The attention even got to the point that Sexton had to take covert measures just to leave his office. Sexton testified:
“I actually had to leave and go out the back door because they were, like, blocking in my truck and stuff. So, I actually left and got — I think I took somebody else’s car because I was going to some function with Bill Baxley or for Bill Baxley. And so, I went and changed clothes at — at the bathroom at Sonic so I could come back and — and go to that thing without getting attacked by the media.”
Reporters even pushed their way into his office:
“So, during that intervening time when everybody was pounding on the door and screaming and yelling at the windows, one of the Al.com reporters pushed his way into — through the door when somebody else came in, and I brought him back to the conference room where I was to talk to him so that the receptionist and everybody wouldn’t be freaking out thinking that something bad was about to happen. So, I got him back there and talked to him for, like, four minutes and then sent him out. But he reported then that I was representing Leigh as her lawyer at that time, and I was. So, once he did that, then I knew that I couldn’t then say, oh, no, I am not representing her, because I knew how Breitbart and them, at that point, would report on it, and I didn’t want something negative to happen to Leigh or something adversely — potential — something that was potentially adverse to her.”
Notice in the above excerpt how Sexton decided not to reveal to the media his decision to no longer represent Corfman. This decision was made in the frenzy that occurred during the hours just after the WaPo article came out on that same day. His reasoning for this was, “because I knew how Breitbart and them, at that point, would report on it, and I didn’t want something negative to happen to Leigh or something adversely — potential — something that was potentially adverse to her.” Did Sexton view “Breitbart and them” as a media outlet (or outlets) that were seeking to negate or offset the WaPo story that had just come out about the allegations of sexual assault by Roy Moore?

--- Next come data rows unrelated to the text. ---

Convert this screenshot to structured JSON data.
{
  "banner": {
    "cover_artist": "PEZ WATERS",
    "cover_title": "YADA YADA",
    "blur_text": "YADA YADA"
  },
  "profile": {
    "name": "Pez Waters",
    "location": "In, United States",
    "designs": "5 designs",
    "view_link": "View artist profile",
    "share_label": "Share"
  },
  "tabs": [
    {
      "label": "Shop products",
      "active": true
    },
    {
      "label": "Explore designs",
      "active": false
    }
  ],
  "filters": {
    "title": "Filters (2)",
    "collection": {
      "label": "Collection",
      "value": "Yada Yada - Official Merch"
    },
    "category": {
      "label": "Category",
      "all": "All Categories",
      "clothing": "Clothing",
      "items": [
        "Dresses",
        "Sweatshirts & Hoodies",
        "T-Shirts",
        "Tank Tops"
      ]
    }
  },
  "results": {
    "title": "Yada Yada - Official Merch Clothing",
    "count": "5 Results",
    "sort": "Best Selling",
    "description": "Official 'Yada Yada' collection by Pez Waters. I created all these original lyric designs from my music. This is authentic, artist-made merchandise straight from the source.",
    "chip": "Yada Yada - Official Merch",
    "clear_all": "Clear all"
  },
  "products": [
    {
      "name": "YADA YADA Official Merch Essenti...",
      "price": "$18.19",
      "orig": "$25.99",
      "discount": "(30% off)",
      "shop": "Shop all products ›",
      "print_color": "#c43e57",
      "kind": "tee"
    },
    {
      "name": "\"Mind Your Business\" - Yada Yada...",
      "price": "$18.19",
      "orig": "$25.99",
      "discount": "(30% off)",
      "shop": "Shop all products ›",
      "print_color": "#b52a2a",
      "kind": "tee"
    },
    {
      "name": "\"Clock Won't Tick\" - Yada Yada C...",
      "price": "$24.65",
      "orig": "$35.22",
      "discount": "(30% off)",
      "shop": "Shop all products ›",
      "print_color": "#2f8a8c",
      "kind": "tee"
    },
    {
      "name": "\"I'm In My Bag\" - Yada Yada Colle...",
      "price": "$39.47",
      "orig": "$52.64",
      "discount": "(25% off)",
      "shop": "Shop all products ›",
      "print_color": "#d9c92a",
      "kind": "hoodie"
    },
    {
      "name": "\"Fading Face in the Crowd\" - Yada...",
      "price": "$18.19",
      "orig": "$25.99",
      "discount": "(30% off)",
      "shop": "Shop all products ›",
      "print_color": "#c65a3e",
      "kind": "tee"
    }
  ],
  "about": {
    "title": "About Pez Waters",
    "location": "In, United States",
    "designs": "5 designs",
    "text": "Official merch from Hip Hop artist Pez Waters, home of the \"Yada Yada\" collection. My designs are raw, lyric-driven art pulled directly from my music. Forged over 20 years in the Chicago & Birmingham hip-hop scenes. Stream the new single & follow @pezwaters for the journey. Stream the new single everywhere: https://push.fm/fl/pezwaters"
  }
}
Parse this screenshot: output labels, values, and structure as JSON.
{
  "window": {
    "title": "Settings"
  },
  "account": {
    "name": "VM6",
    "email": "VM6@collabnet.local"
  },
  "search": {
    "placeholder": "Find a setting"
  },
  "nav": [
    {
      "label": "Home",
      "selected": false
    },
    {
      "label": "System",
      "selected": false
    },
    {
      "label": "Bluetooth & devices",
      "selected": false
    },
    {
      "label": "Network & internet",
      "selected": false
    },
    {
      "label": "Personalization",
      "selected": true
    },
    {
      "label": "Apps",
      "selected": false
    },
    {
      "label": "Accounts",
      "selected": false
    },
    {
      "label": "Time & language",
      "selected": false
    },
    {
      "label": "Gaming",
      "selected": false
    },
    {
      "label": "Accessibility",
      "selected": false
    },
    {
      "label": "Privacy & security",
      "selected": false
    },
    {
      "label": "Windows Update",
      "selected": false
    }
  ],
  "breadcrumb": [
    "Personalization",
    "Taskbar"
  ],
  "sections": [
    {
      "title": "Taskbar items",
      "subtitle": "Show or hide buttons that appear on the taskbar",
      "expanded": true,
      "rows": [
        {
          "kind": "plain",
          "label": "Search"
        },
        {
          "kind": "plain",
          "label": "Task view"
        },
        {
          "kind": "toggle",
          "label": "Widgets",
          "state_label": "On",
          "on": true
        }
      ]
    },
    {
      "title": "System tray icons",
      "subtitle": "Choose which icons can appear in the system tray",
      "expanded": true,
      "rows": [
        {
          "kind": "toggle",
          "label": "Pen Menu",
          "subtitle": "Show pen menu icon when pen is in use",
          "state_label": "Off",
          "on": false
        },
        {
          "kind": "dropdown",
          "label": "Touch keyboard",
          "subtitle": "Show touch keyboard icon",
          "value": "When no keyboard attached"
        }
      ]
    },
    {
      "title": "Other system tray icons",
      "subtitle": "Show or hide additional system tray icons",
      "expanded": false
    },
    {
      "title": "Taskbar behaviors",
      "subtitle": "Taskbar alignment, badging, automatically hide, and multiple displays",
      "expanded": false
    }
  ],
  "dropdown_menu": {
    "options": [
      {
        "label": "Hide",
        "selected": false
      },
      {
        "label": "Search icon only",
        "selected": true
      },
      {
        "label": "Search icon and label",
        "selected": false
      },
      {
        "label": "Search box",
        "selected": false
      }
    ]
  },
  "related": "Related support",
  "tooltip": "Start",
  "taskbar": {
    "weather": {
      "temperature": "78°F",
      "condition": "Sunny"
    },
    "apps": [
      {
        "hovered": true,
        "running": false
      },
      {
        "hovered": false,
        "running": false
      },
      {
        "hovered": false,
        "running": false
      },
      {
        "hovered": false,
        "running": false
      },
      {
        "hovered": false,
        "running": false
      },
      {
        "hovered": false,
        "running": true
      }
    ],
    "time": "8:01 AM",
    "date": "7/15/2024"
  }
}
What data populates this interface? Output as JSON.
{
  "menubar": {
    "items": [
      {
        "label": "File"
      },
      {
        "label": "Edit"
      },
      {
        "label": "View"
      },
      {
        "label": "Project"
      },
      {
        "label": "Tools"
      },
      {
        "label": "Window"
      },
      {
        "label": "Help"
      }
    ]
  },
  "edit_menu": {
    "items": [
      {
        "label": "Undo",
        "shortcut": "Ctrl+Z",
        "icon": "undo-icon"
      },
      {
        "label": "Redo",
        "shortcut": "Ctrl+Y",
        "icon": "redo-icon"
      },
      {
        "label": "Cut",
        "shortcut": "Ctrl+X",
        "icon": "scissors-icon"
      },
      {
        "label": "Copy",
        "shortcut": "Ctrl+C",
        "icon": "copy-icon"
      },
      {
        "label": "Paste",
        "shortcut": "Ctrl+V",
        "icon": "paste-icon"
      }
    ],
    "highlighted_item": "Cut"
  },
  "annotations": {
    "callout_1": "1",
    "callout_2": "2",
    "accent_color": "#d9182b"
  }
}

This is the first thing that puzzles me about this. If Sexton viewed Breitbart as being “potentially adverse” to Corfman and he was willing to keep his decision to no longer represent her from the media on November 9th, why then did he agree to attend a meeting with Breitbart reporters just a few days later? A November 13th meeting where Sexton claims he was offered money and a chance to meet Steven Bannon? Wait what? Bannon=Breitbart back in those days!
Now having read that, let’s fast forward to March of 2018.
In my last post, I reported that Sexton actually allowed reporters to “download” his phone. The information obtained was used as supporting material for an article that was published in March of 2018 in The Washington Post. Here is what Sexton told attorneys when asked about him allowing WaPo to download his phone.
“Q All right. So, if you had any communications on that phone with Leigh Corfman, they would have downloaded that?
A No, yeah. No, that is what I am saying. Everything — there is nothing that is deleted that we can’t recover or I can’t recreate and verify that that is where it came from and what happened to it.
Q Okay. So — so, I am saying is, if there were communications between you and Leigh Corfman on that phone, The Washington Post has it anyway, correct?
A Yeah, but I am pretty sure there weren’t.”
Readers think about this for a moment. Make a list of people that you would trust to download your phone? If I had to guess that list would be a short one and only include the most trusted people in your life. Why would an attorney from Alabama allow a Washington D.C. paper such access?
I welcome your comments.